Hellenism as an American Myth
In the aftermath of World War II, the United States, having emerged victorious from its struggle with ultimate evil, had to grapple with its sense of destiny. The myth of the Chosen Nation, a myth which sure enough has fueled the national imagination of other nations as well, was coming back to haunt, if not to dictate, the sense of the U.S.’s responsibility in the opening world arena. As Pulitzer Prize-winning author Lawrence Wright has written: “America had a mission—we thought it was a divine mission—to spread freedom, and freedom meant democracy, and democracy meant capitalism, and all that meant the American way of life.”
Landing on Greece in 1947 as the place to combat communism, the U.S. was acting upon its own values of freedom, individualism, and democracy. To safeguard democracy for the country which had been charged as its first progenitor was the ultimate mission and one which could resonate with anyone who shared this old story. Based on what Richard T. Hughes calls “the myth of the innocent nation”, the U.S. would be thrust upon the world to save it from evil, a battle which continues in our time structured on the same dichotomy, albeit with a different foe. Hence to save Greece was to save the American soul.
Historical “ifs” are not very popular, and it would be hard to speculate on what would have happened with the ideal of Hellas had the communists won the fight. Following the Greek Communist Party’s (KKE) defeat, the prospect of being rehabilitated into the national body gave a new impetus to the intellectuals of the Left to openly subscribe to the logic of historical continuity with classical antiquity, a path which might not have been taken had the civil war ended differently. Blegen’s book would be studied merely as a relic of a vanquished ideal, the carcass of what is no more. In the context, however, of the society that subsequently followed, Blegen’s book can be read as a cultural and ideological roadmap. The book was never published and it can not be studied for its public impact, but read alongside the press of the time—commenting on the correlation between democratic tutelage, economic development and modernization, the invocations of America’s indebtedness to Greece for its gift of civilization and democracy, the subsequent efforts of the Greek government to develop tourism by capitalizing upon the classical past—Blegen’s Hellenism reads as an omen.
One may talk about another instance of “colonization of the ideal,” as Neni Panourgia has succinctly described the European identity formulation process against the cultural prototype of Classical Greece, a process which bears many similarities to subsequent appropriations by the Greek state in its own efforts to articulate an official national narrative. The Americans had wrestled with the ancients as well in their aesthetic and philosophical quests and in their efforts to find the most virtuous political system appropriate for their nation of states, or, as Bernard Bailyn suggests, employed them to window-dress their political thought.
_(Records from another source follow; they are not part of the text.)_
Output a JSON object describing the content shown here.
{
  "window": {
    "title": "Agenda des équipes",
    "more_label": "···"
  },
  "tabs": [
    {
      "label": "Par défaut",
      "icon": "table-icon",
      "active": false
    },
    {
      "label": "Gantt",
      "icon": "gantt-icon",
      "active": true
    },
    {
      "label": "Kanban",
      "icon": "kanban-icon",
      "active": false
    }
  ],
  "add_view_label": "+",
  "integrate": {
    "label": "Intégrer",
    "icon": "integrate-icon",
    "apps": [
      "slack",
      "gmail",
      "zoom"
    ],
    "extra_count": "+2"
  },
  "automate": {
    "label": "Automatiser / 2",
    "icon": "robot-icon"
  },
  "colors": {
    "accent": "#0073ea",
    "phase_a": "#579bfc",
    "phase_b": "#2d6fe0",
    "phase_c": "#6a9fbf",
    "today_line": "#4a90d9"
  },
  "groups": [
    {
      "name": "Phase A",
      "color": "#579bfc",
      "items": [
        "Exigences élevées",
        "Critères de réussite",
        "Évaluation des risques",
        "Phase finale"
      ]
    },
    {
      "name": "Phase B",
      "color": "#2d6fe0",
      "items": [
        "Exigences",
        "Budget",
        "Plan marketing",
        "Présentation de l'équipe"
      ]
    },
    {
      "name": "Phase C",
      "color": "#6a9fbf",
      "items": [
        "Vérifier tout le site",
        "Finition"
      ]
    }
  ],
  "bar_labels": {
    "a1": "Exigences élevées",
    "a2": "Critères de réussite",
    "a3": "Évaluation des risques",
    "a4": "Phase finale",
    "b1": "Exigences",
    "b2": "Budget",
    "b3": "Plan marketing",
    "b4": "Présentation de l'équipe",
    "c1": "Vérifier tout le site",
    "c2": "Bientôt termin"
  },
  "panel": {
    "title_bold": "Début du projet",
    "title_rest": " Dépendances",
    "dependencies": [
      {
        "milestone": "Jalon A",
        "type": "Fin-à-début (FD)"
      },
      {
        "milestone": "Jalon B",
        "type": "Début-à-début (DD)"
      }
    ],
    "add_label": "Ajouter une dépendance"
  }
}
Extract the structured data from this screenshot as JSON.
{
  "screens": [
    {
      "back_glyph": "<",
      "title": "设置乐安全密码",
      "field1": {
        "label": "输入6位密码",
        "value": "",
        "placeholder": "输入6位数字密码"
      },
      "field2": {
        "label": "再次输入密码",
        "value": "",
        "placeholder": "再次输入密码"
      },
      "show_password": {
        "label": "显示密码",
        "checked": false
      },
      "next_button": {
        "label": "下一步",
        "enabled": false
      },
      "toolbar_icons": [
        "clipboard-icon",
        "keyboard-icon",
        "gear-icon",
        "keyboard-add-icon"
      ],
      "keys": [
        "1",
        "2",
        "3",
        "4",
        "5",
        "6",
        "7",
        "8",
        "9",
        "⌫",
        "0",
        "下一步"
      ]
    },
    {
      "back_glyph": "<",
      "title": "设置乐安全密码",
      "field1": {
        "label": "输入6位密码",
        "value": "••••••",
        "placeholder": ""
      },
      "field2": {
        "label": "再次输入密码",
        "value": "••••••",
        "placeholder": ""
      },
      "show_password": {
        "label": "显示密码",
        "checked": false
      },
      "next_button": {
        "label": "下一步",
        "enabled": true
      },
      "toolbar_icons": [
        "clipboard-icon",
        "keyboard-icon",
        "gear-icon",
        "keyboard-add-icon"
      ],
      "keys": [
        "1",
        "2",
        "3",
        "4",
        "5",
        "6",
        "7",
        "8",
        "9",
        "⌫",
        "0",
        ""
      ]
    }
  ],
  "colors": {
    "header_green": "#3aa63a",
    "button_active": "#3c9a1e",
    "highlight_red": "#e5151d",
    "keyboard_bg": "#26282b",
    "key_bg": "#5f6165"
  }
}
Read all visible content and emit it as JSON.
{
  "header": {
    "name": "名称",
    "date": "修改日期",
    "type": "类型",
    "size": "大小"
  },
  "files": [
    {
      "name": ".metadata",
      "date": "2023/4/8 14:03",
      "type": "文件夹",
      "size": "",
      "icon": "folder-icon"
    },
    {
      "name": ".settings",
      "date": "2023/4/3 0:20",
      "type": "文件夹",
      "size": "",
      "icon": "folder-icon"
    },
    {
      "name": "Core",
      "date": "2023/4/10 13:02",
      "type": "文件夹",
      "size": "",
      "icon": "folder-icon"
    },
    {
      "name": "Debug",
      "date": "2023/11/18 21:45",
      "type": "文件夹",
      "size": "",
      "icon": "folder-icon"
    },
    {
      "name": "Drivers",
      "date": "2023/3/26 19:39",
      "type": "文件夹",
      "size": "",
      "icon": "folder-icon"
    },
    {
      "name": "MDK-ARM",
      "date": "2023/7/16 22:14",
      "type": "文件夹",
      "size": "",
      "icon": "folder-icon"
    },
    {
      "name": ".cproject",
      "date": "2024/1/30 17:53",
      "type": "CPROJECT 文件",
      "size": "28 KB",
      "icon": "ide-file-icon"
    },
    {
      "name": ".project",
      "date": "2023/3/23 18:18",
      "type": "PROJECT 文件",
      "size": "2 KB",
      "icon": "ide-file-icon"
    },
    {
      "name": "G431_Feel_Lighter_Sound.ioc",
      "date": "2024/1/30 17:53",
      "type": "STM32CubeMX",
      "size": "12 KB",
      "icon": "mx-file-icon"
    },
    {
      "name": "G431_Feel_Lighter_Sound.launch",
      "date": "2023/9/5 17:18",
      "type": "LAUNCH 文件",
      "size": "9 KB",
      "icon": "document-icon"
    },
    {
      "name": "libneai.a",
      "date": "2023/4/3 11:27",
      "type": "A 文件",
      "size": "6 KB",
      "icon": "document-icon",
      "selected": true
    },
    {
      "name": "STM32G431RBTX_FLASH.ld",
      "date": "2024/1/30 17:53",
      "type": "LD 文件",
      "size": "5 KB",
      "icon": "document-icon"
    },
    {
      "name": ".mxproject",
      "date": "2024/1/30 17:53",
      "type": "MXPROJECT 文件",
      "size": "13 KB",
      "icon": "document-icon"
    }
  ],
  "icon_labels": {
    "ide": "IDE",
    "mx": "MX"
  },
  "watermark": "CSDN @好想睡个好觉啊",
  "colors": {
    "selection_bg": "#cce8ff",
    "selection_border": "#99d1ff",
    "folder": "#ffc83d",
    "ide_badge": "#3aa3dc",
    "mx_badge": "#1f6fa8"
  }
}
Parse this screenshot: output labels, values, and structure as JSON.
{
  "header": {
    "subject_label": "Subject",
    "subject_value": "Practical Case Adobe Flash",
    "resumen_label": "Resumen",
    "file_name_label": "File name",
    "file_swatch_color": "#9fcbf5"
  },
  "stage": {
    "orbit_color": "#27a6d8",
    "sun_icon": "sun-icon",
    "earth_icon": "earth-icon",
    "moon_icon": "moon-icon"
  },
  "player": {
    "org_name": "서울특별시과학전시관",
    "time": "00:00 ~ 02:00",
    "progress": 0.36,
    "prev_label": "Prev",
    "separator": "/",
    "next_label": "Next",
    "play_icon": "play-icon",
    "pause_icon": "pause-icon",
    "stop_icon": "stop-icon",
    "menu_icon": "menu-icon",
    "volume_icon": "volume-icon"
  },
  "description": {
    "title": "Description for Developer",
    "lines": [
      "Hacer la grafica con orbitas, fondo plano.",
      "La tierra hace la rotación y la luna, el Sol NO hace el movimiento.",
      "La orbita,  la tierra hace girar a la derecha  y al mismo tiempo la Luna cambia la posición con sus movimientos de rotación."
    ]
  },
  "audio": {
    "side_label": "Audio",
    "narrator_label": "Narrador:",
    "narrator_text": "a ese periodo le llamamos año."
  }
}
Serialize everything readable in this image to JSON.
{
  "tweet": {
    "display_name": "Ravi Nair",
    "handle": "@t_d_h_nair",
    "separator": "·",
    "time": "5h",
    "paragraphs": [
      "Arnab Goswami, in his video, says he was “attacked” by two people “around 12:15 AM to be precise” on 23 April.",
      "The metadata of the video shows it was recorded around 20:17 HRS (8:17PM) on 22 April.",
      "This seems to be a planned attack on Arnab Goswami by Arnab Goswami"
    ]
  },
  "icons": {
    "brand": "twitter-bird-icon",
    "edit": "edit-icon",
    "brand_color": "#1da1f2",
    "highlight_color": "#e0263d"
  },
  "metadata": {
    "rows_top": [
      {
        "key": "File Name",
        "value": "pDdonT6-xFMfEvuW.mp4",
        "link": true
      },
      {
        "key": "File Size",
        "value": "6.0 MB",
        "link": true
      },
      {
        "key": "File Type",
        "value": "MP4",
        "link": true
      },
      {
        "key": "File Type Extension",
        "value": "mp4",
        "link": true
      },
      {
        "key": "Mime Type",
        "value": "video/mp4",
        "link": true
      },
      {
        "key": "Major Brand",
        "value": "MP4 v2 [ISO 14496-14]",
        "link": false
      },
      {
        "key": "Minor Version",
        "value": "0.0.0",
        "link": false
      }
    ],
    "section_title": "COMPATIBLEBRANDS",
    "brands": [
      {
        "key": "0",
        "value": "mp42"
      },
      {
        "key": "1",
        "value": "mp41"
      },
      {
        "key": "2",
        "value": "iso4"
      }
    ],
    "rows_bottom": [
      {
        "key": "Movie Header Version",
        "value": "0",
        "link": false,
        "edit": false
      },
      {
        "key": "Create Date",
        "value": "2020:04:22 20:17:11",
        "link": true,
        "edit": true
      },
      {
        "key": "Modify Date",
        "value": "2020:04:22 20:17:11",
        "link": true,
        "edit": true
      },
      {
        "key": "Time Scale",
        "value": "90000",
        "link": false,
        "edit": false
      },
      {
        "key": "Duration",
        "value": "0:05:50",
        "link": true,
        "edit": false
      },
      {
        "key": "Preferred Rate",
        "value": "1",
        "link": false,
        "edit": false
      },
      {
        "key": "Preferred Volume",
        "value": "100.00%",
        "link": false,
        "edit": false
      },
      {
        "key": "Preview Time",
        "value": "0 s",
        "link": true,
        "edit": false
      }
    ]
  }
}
However profound or superficial, reflective or opportunistic, insightful or cursory, the American post-war engagement with Hellenism drew from and capitalized upon the indisputable prestige of the ideal and propelled it into the future, providing the subtext for Greece’s place within the post-war world system. It further introduced the Hellenic heritage into the world of free markets as a vehicle for economic development, political stabilization and modernization. Ultimately, purified in the springs of antiquity, both victorious America and civil-war-wrecked Greece re-affirmed their democratic legacies and pledged to combat communism with Doric columns and tourism.
PRIMARY SOURCES CONSULTED
ASCSA AdmRec: Administrative Records, Archives, American School of Classical Studies at Athens.
Bailyn, B. 1992. The Ideological Origins of American Revolution, Cambridge, MA.
Hughes, R. T. 2004. Myths America Lives By, Urbana.
Panourgia, N. 2004. “Colonizing the Ideal. Neo-classical Articulations and European Modernity,” Agelaki 9, pp. 165-176.